Excerpts from an interface dataset.
━━━━━━━━━━

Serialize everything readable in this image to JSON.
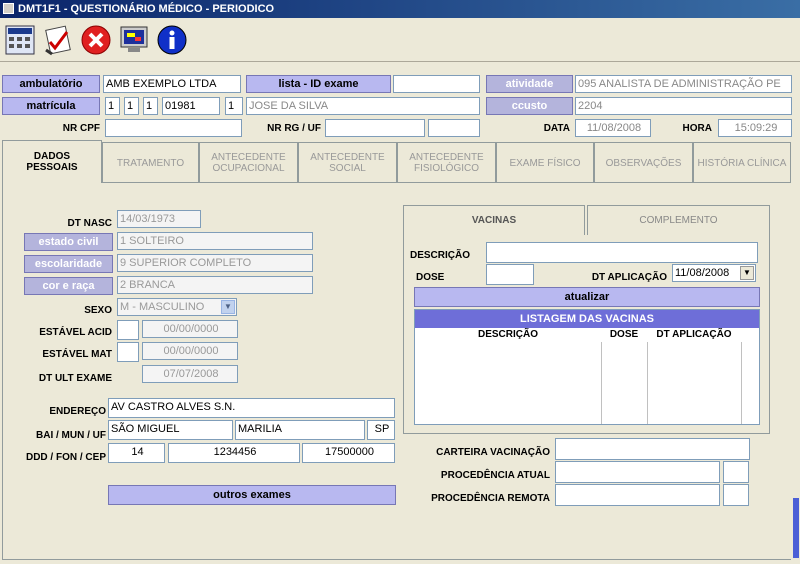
{
  "window": {
    "title": "DMT1F1 - QUESTIONÁRIO MÉDICO - PERIODICO"
  },
  "toolbar": {
    "icons": [
      "calculator-grid-icon",
      "checklist-icon",
      "close-icon",
      "monitor-icon",
      "info-icon"
    ]
  },
  "header": {
    "ambulatorio_label": "ambulatório",
    "ambulatorio_value": "AMB EXEMPLO LTDA",
    "lista_label": "lista - ID exame",
    "lista_value": "",
    "atividade_label": "atividade",
    "atividade_value": "095 ANALISTA DE ADMINISTRAÇÃO PE",
    "matricula_label": "matrícula",
    "matricula_f1": "1",
    "matricula_f2": "1",
    "matricula_f3": "1",
    "matricula_f4": "01981",
    "matricula_f5": "1",
    "matricula_name": "JOSE DA SILVA",
    "ccusto_label": "ccusto",
    "ccusto_value": "2204",
    "nrcpf_label": "NR CPF",
    "nrcpf_value": "",
    "nrrg_label": "NR RG / UF",
    "nrrg_value": "",
    "nrrg_uf": "",
    "data_label": "DATA",
    "data_value": "11/08/2008",
    "hora_label": "HORA",
    "hora_value": "15:09:29"
  },
  "tabs": [
    {
      "line1": "DADOS",
      "line2": "PESSOAIS"
    },
    {
      "line1": "TRATAMENTO",
      "line2": ""
    },
    {
      "line1": "ANTECEDENTE",
      "line2": "OCUPACIONAL"
    },
    {
      "line1": "ANTECEDENTE",
      "line2": "SOCIAL"
    },
    {
      "line1": "ANTECEDENTE",
      "line2": "FISIOLÓGICO"
    },
    {
      "line1": "EXAME FÍSICO",
      "line2": ""
    },
    {
      "line1": "OBSERVAÇÕES",
      "line2": ""
    },
    {
      "line1": "HISTÓRIA CLÍNICA",
      "line2": ""
    }
  ],
  "personal": {
    "dtnasc_label": "DT NASC",
    "dtnasc_value": "14/03/1973",
    "estado_civil_label": "estado civil",
    "estado_civil_value": "1 SOLTEIRO",
    "escolaridade_label": "escolaridade",
    "escolaridade_value": "9 SUPERIOR COMPLETO",
    "cor_label": "cor e raça",
    "cor_value": "2 BRANCA",
    "sexo_label": "SEXO",
    "sexo_value": "M - MASCULINO",
    "estavel_acid_label": "ESTÁVEL ACID",
    "estavel_acid_value": "00/00/0000",
    "estavel_mat_label": "ESTÁVEL MAT",
    "estavel_mat_value": "00/00/0000",
    "dtult_label": "DT ULT EXAME",
    "dtult_value": "07/07/2008",
    "endereco_label": "ENDEREÇO",
    "endereco_value": "AV CASTRO ALVES S.N.",
    "bai_label": "BAI / MUN / UF",
    "bairro_value": "SÃO MIGUEL",
    "municipio_value": "MARILIA",
    "uf_value": "SP",
    "ddd_label": "DDD / FON / CEP",
    "ddd_value": "14",
    "fone_value": "1234456",
    "cep_value": "17500000",
    "outros_exames": "outros exames"
  },
  "vacinas": {
    "tab_vacinas": "VACINAS",
    "tab_complemento": "COMPLEMENTO",
    "descricao_label": "DESCRIÇÃO",
    "descricao_value": "",
    "dose_label": "DOSE",
    "dose_value": "",
    "dtaplic_label": "DT APLICAÇÃO",
    "dtaplic_value": "11/08/2008",
    "atualizar": "atualizar",
    "listagem_title": "LISTAGEM DAS VACINAS",
    "col_descricao": "DESCRIÇÃO",
    "col_dose": "DOSE",
    "col_dtaplic": "DT APLICAÇÃO"
  },
  "footer_fields": {
    "carteira_label": "CARTEIRA VACINAÇÃO",
    "carteira_value": "",
    "proc_atual_label": "PROCEDÊNCIA ATUAL",
    "proc_atual_value": "",
    "proc_atual_extra": "",
    "proc_remota_label": "PROCEDÊNCIA REMOTA",
    "proc_remota_value": "",
    "proc_remota_extra": ""
  }
}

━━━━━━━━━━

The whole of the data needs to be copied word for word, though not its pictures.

Serialize everything readable in this image to JSON.
{
  "window": {
    "title": "DMT1F1 - QUESTIONÁRIO MÉDICO - PERIODICO"
  },
  "toolbar": {
    "icons": [
      "calculator-grid-icon",
      "checklist-icon",
      "close-icon",
      "monitor-icon",
      "info-icon"
    ]
  },
  "header": {
    "ambulatorio_label": "ambulatório",
    "ambulatorio_value": "AMB EXEMPLO LTDA",
    "lista_label": "lista - ID exame",
    "lista_value": "",
    "atividade_label": "atividade",
    "atividade_value": "095 ANALISTA DE ADMINISTRAÇÃO PE",
    "matricula_label": "matrícula",
    "matricula_f1": "1",
    "matricula_f2": "1",
    "matricula_f3": "1",
    "matricula_f4": "01981",
    "matricula_f5": "1",
    "matricula_name": "JOSE DA SILVA",
    "ccusto_label": "ccusto",
    "ccusto_value": "2204",
    "nrcpf_label": "NR CPF",
    "nrcpf_value": "",
    "nrrg_label": "NR RG / UF",
    "nrrg_value": "",
    "nrrg_uf": "",
    "data_label": "DATA",
    "data_value": "11/08/2008",
    "hora_label": "HORA",
    "hora_value": "15:09:29"
  },
  "tabs": [
    {
      "line1": "DADOS",
      "line2": "PESSOAIS"
    },
    {
      "line1": "TRATAMENTO",
      "line2": ""
    },
    {
      "line1": "ANTECEDENTE",
      "line2": "OCUPACIONAL"
    },
    {
      "line1": "ANTECEDENTE",
      "line2": "SOCIAL"
    },
    {
      "line1": "ANTECEDENTE",
      "line2": "FISIOLÓGICO"
    },
    {
      "line1": "EXAME FÍSICO",
      "line2": ""
    },
    {
      "line1": "OBSERVAÇÕES",
      "line2": ""
    },
    {
      "line1": "HISTÓRIA CLÍNICA",
      "line2": ""
    }
  ],
  "personal": {
    "dtnasc_label": "DT NASC",
    "dtnasc_value": "14/03/1973",
    "estado_civil_label": "estado civil",
    "estado_civil_value": "1 SOLTEIRO",
    "escolaridade_label": "escolaridade",
    "escolaridade_value": "9 SUPERIOR COMPLETO",
    "cor_label": "cor e raça",
    "cor_value": "2 BRANCA",
    "sexo_label": "SEXO",
    "sexo_value": "M - MASCULINO",
    "estavel_acid_label": "ESTÁVEL ACID",
    "estavel_acid_value": "00/00/0000",
    "estavel_mat_label": "ESTÁVEL MAT",
    "estavel_mat_value": "00/00/0000",
    "dtult_label": "DT ULT EXAME",
    "dtult_value": "07/07/2008",
    "endereco_label": "ENDEREÇO",
    "endereco_value": "AV CASTRO ALVES S.N.",
    "bai_label": "BAI / MUN / UF",
    "bairro_value": "SÃO MIGUEL",
    "municipio_value": "MARILIA",
    "uf_value": "SP",
    "ddd_label": "DDD / FON / CEP",
    "ddd_value": "14",
    "fone_value": "1234456",
    "cep_value": "17500000",
    "outros_exames": "outros exames"
  },
  "vacinas": {
    "tab_vacinas": "VACINAS",
    "tab_complemento": "COMPLEMENTO",
    "descricao_label": "DESCRIÇÃO",
    "descricao_value": "",
    "dose_label": "DOSE",
    "dose_value": "",
    "dtaplic_label": "DT APLICAÇÃO",
    "dtaplic_value": "11/08/2008",
    "atualizar": "atualizar",
    "listagem_title": "LISTAGEM DAS VACINAS",
    "col_descricao": "DESCRIÇÃO",
    "col_dose": "DOSE",
    "col_dtaplic": "DT APLICAÇÃO"
  },
  "footer_fields": {
    "carteira_label": "CARTEIRA VACINAÇÃO",
    "carteira_value": "",
    "proc_atual_label": "PROCEDÊNCIA ATUAL",
    "proc_atual_value": "",
    "proc_atual_extra": "",
    "proc_remota_label": "PROCEDÊNCIA REMOTA",
    "proc_remota_value": "",
    "proc_remota_extra": ""
  }
}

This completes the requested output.